Chart comparison below.
Guest post by Azizonomics.
“Now that Apple’s market capitalisation is larger than $500 billion — and more than the GDP of some developed countries — I have been intending to write an iBubble exposition, going even further into the evidence that Apple is spectacularly overvalued.“
But today, Apple provided perhaps the strongest evidence that while I do not expect to see Apple’s share price to collapse any time soon, the company is — in terms of innovation — gradually running out of steam.
The bears are getting frustratedly bearish. From The Telegraph;
The blistering asset rally of 2012 has run ahead of economic realities in Europe, America and China. It is exhibiting symptoms of a schizophrenic market, with technical indicators flashing signs of exhaustion.
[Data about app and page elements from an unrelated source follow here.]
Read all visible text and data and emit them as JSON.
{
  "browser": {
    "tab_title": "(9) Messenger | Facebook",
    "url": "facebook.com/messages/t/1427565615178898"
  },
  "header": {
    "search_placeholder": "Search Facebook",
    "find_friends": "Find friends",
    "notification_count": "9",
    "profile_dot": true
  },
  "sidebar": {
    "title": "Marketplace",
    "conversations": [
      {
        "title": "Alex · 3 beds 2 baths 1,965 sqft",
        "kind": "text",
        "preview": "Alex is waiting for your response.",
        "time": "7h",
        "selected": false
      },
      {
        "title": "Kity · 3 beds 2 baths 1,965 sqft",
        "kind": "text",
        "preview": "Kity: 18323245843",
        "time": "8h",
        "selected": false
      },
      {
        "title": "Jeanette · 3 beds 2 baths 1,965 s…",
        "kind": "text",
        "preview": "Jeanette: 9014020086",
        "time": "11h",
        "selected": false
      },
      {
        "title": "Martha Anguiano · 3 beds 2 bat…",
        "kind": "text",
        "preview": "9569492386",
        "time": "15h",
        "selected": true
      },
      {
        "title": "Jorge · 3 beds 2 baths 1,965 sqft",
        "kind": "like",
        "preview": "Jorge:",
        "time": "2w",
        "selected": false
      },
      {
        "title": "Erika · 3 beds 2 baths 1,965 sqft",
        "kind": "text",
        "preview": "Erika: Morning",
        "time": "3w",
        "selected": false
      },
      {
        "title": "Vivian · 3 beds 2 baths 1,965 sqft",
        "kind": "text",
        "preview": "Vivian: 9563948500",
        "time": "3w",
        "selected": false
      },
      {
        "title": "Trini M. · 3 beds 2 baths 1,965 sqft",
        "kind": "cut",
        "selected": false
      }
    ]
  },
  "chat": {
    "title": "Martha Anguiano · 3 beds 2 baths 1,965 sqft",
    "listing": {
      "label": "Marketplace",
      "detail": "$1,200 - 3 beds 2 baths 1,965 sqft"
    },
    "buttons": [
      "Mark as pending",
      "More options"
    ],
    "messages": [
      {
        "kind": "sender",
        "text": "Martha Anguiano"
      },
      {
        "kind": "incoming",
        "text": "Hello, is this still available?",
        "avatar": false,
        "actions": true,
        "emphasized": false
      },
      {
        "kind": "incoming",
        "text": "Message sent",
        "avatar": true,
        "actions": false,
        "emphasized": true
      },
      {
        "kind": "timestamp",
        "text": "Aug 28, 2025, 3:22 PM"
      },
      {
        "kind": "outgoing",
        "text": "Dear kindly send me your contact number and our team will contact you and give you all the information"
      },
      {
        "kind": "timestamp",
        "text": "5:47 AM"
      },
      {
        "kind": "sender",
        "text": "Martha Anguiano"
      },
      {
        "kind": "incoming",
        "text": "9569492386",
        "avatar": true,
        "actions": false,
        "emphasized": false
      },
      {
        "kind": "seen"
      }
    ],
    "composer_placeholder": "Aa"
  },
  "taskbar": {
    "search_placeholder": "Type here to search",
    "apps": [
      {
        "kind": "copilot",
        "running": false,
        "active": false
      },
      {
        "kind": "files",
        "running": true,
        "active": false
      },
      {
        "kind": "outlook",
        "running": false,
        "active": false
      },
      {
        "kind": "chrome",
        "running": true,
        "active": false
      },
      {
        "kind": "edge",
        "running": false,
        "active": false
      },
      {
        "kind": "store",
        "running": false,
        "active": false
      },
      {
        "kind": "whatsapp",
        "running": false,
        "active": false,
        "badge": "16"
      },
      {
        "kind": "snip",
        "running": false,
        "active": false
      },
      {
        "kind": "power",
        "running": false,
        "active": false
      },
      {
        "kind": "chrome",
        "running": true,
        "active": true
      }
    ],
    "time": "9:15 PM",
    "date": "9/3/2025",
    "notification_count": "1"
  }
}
Graham Secker from Morgan Stanley said it is rare for global stocks, oil prices and government bonds to rise in lockstep, and such exuberance becomes a “very reliable sell signal for stocks” once speculators join the party.
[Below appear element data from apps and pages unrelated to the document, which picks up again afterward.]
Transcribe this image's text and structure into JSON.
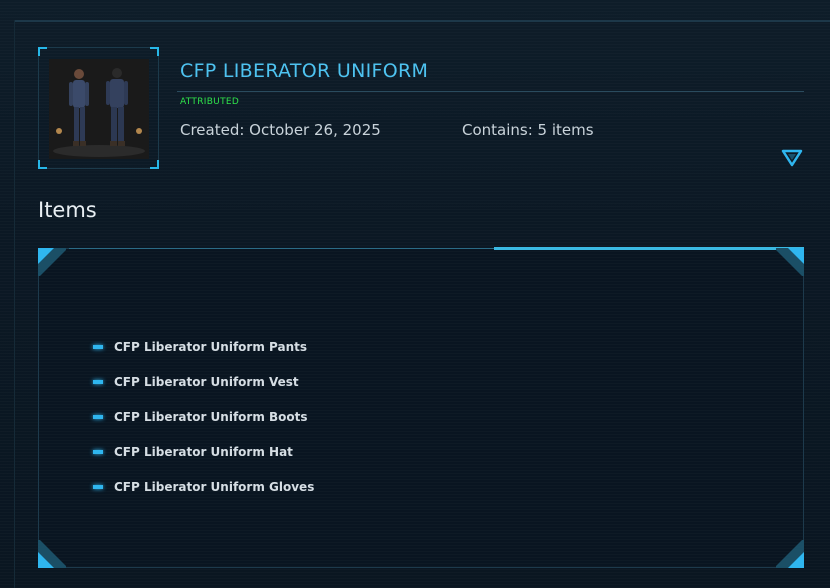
{
  "item": {
    "title": "CFP LIBERATOR UNIFORM",
    "badge": "ATTRIBUTED",
    "created": "Created: October 26, 2025",
    "contains": "Contains: 5 items",
    "thumbnail_icon": "uniform-thumbnail"
  },
  "collapse_toggle_icon": "triangle-down-icon",
  "items_section": {
    "heading": "Items",
    "entries": [
      {
        "label": "CFP Liberator Uniform Pants"
      },
      {
        "label": "CFP Liberator Uniform Vest"
      },
      {
        "label": "CFP Liberator Uniform Boots"
      },
      {
        "label": "CFP Liberator Uniform Hat"
      },
      {
        "label": "CFP Liberator Uniform Gloves"
      }
    ]
  },
  "colors": {
    "accent": "#2fb6ef",
    "title": "#4ec3f0",
    "badge": "#2fe24a",
    "background": "#0b1722"
  }
}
Equity long positions on NASDAQ have reached 1.5 standard deviations and long bets on oil are at an extreme of 1.9, according to data from the Commodity Futures Exchange Commission. This is occurring at a time when yields on 10-year US Treasuries are still at 1.96pc, signalling depression, deflation, or both.
The historical relationship between bonds and equities has completely broken down over the past six months. “You can’t have a sustained period where equities are going up, while bond yields are flat or trending down,” said Mr Secker. (Full article here).
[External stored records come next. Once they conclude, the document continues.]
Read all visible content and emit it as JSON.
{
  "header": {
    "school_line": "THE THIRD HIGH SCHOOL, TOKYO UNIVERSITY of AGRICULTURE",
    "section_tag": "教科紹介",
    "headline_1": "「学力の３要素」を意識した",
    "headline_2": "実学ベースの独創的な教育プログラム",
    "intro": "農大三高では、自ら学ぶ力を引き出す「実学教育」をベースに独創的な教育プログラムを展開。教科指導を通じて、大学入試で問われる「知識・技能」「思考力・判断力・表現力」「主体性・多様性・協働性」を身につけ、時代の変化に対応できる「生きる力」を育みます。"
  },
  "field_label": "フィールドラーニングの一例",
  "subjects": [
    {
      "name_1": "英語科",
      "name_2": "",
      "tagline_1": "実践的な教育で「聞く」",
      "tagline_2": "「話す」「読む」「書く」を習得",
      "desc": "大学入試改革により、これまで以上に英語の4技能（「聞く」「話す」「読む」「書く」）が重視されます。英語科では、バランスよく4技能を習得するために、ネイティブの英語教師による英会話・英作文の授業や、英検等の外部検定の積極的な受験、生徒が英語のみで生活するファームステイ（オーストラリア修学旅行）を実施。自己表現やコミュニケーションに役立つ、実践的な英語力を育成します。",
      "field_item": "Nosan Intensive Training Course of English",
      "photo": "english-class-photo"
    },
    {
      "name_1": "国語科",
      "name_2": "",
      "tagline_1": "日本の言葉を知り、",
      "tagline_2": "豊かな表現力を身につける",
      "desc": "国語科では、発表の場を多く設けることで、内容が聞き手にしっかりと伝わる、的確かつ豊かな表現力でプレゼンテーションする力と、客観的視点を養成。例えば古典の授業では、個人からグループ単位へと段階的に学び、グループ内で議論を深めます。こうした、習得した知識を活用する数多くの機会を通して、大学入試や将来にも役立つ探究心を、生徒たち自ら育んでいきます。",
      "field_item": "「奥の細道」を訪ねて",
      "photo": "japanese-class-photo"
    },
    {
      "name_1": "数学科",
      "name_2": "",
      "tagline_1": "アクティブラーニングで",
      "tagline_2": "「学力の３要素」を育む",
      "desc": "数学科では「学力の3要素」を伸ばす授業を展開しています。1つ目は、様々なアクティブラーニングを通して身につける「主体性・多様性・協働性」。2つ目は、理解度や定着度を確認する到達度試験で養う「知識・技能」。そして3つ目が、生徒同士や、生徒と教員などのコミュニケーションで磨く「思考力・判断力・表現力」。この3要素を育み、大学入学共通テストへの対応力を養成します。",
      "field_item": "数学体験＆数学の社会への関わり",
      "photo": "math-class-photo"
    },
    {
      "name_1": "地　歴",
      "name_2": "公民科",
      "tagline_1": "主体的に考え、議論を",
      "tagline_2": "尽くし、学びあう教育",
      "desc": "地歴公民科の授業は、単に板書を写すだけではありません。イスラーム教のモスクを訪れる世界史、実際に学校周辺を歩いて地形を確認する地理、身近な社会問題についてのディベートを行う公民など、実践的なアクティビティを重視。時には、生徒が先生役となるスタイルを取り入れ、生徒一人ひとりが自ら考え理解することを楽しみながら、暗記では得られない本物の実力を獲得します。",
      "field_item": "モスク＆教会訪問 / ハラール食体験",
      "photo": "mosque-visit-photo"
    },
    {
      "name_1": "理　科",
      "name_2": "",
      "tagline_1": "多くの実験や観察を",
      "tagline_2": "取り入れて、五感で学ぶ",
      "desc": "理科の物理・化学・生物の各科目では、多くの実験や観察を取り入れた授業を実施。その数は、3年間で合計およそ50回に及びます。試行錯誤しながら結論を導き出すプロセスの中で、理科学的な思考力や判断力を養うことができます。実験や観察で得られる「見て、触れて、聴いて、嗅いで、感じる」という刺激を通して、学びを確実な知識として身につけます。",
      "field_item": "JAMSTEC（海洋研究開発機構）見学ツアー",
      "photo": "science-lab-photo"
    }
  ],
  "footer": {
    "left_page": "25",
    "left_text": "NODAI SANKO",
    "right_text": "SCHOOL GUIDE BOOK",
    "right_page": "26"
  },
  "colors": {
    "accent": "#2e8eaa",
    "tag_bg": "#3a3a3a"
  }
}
Vince Cable has warned Britain’s banks that the economic recovery is “being imperilled” by a “yawning mismatch” between demands for finance from small business and the banks’ reluctance to lend, http://ftalphaville.ft.com/thecut/2012/03/08/913711/banks-jeopardise-recovery-warns-cable/
Germany’s economic rebound, which has helped counter gloom created by Europe’s debt crisis, was set back in January by an unexpectedly sharp fall in industrial orders, especially from beyond the eurozone, http://ftalphaville.ft.com/thecut/2012/03/08/913651/german-industrial-orders-fall-sharply/
The US Treasury plans to sell AIG shares worth up to $6.9bn in the latest stage of a gradual selldown of the 77 per cent stake it still owns in the insurer after its $180bn bail-out in 2008. AIG shares have risen 27 per cent so far in 2012, http://ftalphaville.ft.com/thecut/2012/03/08/913611/us-treasury-to-sell-7bn-of-aig-shares/
Private investors holding more than €100bn in Greek bonds have declared publicly they will participate in Greece’s huge debt restructuring, clearing a key hurdle that makes it likely that history’s largest sovereign default will proceed as planned, http://ftalphaville.ft.com/thecut/2012/03/08/913551/investors-help-athens-over-bailout-hurdle/
Interest rates set by banks for savings and loans products are no longer dictated by the Bank of England’s base interest rates and will continue to rise regardless of Thursday’s decision by the bank’s rate-setting committee, http://ftalphaville.ft.com/thecut/2012/03/08/913531/savings-and-loans-rates-no-longer-tied-to-boe/